Does the end justify the means?

Does the end justify the means?

I was listening to a news show recently and one of the commentators  was justifying what one of our elected officials had done by saying, “Well, you know, the ends justifies the means.”  That is the mantra of our secular world, “The end justifies the means!”  But does it?

The ends DID NOT justify the means for Jesus.  One of the lectionary readings for Lent is the account of Jesus’ temptation by Satan in the wilderness in Matthew 4.  Satan provides 3 temptations: turn stones into bread; ask God to miraculously save you; and worship Satan and have all the nations of the world bow down to you.  In each case, the temptation was to LET THE END JUSTIFY THE MEANS.

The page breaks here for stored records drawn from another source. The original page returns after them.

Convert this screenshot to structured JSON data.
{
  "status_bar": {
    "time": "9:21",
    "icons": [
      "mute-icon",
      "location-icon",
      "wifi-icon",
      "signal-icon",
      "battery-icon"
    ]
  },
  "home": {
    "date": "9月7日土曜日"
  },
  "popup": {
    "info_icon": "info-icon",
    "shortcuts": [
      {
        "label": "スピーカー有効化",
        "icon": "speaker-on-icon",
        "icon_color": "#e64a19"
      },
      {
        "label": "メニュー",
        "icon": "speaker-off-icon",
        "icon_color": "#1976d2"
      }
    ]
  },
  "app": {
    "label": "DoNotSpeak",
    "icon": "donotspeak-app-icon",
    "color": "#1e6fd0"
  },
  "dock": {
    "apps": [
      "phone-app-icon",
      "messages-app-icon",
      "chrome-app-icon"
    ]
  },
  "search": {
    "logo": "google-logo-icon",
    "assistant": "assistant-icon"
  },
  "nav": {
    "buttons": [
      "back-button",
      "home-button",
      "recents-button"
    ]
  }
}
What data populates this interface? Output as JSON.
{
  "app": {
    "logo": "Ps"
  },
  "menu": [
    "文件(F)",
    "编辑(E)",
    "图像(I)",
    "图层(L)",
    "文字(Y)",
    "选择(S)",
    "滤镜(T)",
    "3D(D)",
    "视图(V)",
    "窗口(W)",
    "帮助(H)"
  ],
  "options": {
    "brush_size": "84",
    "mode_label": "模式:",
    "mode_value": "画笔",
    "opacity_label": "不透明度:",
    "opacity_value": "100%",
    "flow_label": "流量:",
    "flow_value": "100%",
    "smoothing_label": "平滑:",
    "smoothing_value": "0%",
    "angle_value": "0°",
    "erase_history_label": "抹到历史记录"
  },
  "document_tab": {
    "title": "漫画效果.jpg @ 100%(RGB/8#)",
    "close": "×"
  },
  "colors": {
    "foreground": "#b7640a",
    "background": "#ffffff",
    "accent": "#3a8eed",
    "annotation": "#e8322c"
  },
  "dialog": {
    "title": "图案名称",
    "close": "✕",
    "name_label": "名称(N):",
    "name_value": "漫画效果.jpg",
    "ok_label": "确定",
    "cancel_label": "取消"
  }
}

If Jesus made stones into bread, he could feed himself because he was very hungry.  But using his miraculous power for selfish purposes was not the God’s way to sustain himself.  Instead Jesus prayed for God to sustain him and God did—for 40 days.  THE END DIDN’T JUSTIFY THE MEANS.

If Jesus threw himself off the temple wall and prayed for God to miraculously rescue him, the people would have been amazed and many would have been swept into the Kingdom immediately.  But Jesus knew that only through hard work—preaching God’s word and Jesus’ proclamation that he was the Messiah—would people truly enter the Kingdom.  THE END DIDN’T JUSTIFY THE MEANS.

If Jesus bowed down to Satan, he would give the Lord all the countries of the world to rule.  But the timing was wrong.  God promised that at the end of human history when Jesus returned a 2nd time, God would give Jesus all the countries of the world to rule.  But not now.  THE END DIDN’T JUSTIFY THE MEANS.

When we make something happen by any means, we’re bypassing the plan of God.  He wants us to discern how he wants to bring things to pass.  And he wants us to join him in doing it his way.  God has good reasons for doing it his way and when we do it by any means, we bypass God’s wise ways and timing. 

No, the end doesn’t justify the means.  It takes patience and trust to do it in God’s way and time.  But that is the best way. 

Join us for Lenten worship and Holy Week services.  You will draw closer to Jesus as he walks to the cross.

Blessings,

Pastor Ken Shick

Ken Shick